ERIC Number: ED216065
Record Type: RIE
Publication Date: 1982-Mar
Reference Count: 0
Differential Effects of Organizational Processes on High and Low Achieving Students.
Madhere, Serge; Azumi, Jann

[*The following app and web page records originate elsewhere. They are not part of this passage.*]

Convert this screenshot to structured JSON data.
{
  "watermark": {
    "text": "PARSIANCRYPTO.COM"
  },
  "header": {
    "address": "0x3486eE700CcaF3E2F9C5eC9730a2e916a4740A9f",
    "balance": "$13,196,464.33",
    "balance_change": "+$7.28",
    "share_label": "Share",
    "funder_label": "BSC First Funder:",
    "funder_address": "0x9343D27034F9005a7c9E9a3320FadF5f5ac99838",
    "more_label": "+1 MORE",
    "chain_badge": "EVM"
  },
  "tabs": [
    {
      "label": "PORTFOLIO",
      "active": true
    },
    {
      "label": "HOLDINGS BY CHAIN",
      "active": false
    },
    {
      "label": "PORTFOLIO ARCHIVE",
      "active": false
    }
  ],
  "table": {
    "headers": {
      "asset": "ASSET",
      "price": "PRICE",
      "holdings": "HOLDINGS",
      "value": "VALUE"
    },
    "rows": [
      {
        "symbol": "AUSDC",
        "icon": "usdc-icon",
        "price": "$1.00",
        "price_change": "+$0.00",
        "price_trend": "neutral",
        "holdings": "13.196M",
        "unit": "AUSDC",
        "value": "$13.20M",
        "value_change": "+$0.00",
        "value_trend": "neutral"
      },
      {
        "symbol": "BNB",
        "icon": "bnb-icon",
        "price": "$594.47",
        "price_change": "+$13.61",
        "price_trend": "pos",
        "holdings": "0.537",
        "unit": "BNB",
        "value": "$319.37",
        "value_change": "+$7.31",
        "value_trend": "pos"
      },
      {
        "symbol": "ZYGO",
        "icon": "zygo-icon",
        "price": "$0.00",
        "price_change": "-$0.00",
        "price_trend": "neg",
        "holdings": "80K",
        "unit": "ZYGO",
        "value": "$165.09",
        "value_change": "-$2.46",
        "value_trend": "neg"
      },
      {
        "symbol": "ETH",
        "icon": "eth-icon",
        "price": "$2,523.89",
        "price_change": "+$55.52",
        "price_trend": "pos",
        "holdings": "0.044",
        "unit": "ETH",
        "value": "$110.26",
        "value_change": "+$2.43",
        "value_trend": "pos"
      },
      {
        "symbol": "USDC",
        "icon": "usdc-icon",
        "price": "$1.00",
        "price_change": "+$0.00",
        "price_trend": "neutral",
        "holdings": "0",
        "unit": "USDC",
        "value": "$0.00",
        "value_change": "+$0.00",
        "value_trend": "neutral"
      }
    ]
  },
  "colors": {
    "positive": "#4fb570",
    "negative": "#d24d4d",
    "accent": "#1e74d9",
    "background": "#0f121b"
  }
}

Pupils, teachers, and principals in urban elementary schools were interviewed to determine how administrative leadership styles and types of feedback mechanisms affect the academic achievement of two groups of pupils: those enrolled in Title I remedial reading programs, and those enrolled in the regular curriculum. Two components of administrative leadership were investigated: a principal's concern for group/person maintenance, as demonstrated in his ability to consider teachers' opinions and needs in decision making; and his emphasis on task, determined by his familiarity with classrooms and clasroom strategies. The types of feedback mechanisms were the degree to which teachers monitored pupils' work and progress, and the school's concern for pupil socialization and development. It was found that while a task oriented principal might seek to influence educational processes more systematically than a person oriented principal, the latter was more likely to elicit stronger response or commitment. Children with remedial needs were observed to respond to school management practices oriented toward social integration (group maintenance and pupil socialization), while children in the regular curriculum were found to respond better to practices oriented toward academic intensity (task orientation and classwork monitoring). The results suqgest that improving academic achievement requires the use of different methods among different groups of pupils. (MJL)
Publication Type: Reports - Research; Speeches/Meeting Papers
Education Level: N/A
Authoring Institution: N/A
Note: Paper presented at the Annual Meeting of the American Educational Research Association (New York, NY, March, 1982).